◆ What is required
Using the data below, return every line that holds the word "value".
(Data under study Opens)
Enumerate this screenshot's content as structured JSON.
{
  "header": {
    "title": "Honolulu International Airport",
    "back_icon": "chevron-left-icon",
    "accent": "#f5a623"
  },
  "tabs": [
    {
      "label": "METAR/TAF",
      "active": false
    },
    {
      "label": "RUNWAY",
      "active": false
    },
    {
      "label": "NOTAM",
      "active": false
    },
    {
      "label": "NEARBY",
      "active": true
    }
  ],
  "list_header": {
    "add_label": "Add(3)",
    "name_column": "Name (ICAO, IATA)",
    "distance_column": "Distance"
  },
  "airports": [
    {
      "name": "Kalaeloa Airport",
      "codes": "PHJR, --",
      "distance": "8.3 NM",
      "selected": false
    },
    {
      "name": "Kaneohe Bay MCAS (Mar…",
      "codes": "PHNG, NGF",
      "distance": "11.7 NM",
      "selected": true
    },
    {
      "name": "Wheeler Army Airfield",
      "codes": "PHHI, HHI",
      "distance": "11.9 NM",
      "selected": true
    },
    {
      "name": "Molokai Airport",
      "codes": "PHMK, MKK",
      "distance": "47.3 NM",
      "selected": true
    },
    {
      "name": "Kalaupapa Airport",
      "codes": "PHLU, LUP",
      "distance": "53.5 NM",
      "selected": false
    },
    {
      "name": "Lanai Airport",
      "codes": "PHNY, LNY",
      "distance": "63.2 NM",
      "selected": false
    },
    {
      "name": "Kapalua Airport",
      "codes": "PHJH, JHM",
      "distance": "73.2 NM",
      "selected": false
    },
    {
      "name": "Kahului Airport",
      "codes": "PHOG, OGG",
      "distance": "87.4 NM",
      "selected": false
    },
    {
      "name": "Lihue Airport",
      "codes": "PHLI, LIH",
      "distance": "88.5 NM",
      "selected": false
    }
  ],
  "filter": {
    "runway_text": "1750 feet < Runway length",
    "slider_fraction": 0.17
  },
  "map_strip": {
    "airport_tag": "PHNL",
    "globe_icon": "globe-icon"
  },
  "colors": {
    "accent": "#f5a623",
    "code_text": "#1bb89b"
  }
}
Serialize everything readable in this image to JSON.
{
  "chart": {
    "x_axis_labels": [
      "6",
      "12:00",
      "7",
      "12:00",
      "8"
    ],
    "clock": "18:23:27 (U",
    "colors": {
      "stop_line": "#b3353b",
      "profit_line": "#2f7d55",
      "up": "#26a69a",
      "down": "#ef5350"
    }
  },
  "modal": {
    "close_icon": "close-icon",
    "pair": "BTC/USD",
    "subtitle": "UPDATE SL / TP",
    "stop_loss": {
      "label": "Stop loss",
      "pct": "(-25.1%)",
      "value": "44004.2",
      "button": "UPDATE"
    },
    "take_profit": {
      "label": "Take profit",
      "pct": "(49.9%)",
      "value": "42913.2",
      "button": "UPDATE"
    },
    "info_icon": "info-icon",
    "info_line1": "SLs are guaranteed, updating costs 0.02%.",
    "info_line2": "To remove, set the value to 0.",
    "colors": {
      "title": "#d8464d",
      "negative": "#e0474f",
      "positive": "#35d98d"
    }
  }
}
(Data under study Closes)
◆ Response area
      "value": "44004.2",
      "value": "42913.2",
    "info_line2": "To remove, set the value to 0.",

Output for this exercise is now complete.